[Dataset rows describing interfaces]
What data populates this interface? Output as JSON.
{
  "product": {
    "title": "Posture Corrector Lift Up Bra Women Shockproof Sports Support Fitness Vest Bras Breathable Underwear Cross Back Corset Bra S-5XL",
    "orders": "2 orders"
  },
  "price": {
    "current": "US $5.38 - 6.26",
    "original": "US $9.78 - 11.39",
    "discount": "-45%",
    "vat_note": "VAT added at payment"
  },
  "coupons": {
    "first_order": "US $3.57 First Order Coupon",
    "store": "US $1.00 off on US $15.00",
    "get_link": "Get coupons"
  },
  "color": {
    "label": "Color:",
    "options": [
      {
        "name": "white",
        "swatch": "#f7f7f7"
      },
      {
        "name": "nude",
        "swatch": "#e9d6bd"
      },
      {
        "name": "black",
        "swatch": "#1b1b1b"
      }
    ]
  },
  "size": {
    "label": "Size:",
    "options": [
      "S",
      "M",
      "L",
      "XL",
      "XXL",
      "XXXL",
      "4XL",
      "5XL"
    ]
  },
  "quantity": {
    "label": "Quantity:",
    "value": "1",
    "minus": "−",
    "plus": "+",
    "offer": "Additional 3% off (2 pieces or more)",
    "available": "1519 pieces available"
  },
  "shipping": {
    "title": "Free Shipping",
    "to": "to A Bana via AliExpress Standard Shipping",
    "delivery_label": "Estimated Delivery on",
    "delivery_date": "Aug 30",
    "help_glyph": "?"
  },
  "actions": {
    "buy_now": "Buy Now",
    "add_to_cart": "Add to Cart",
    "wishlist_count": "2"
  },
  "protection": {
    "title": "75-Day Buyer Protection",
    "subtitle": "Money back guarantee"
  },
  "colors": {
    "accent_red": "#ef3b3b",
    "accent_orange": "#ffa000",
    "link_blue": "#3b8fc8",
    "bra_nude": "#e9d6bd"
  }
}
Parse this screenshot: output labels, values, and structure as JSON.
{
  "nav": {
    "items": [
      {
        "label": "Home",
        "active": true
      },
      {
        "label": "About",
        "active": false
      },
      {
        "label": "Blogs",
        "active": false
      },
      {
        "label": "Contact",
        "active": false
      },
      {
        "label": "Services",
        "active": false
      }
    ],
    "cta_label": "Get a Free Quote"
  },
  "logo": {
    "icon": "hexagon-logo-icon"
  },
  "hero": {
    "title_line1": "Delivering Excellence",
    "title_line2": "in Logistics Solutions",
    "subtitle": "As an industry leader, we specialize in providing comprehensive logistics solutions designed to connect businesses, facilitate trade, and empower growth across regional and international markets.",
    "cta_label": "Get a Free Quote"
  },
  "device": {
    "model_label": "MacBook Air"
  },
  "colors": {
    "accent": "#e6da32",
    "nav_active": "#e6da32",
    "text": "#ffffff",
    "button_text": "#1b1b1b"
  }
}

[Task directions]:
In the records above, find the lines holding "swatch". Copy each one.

[Response to this task]:
        "swatch": "#f7f7f7"
        "swatch": "#e9d6bd"
        "swatch": "#1b1b1b"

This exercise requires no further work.